WHAT YOU NEED TO DO: Looking at the records below, count how many lines contain the string "icon". Give that number alone.

RECORDS FOR THE EXERCISE:
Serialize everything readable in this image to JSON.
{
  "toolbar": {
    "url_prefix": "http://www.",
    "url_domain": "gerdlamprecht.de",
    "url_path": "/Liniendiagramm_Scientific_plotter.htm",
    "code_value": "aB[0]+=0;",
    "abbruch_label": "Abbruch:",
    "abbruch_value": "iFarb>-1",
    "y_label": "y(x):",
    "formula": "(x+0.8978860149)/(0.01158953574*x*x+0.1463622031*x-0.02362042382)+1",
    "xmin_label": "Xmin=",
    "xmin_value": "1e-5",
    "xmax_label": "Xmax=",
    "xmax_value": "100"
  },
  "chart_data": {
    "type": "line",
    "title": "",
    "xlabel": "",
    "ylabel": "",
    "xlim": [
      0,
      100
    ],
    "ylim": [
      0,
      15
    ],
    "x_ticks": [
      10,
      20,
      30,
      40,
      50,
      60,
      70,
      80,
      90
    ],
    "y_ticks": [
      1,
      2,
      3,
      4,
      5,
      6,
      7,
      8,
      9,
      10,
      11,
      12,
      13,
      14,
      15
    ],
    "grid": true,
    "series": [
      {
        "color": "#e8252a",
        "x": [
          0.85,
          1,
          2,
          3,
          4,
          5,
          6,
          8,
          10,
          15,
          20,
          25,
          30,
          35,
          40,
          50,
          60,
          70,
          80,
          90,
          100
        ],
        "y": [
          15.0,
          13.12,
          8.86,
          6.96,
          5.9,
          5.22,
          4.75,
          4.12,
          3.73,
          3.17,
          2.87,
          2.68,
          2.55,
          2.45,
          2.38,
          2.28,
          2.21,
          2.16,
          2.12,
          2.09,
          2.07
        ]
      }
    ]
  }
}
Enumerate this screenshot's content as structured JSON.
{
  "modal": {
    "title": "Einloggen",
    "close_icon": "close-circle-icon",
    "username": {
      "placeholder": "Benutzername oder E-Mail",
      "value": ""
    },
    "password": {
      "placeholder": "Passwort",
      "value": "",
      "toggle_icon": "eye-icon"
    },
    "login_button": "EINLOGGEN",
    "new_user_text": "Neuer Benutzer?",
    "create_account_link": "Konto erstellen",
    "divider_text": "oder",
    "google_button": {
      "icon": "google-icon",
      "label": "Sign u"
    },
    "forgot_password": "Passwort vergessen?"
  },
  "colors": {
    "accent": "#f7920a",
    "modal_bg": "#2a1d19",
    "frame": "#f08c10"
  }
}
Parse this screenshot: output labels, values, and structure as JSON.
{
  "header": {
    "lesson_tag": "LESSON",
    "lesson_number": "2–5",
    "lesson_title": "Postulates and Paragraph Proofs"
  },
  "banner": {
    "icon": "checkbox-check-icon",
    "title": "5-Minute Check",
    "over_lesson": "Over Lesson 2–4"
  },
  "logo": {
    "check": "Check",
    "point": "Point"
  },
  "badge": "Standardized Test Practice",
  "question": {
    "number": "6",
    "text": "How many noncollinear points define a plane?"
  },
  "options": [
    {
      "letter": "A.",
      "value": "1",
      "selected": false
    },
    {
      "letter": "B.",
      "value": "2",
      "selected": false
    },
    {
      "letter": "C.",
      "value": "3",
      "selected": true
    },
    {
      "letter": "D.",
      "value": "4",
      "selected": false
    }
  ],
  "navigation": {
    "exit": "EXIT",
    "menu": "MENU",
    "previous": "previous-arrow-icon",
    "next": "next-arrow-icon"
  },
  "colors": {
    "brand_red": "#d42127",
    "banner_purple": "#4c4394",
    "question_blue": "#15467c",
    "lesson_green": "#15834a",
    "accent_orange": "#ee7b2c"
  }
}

EXPECTED OUTPUT: 6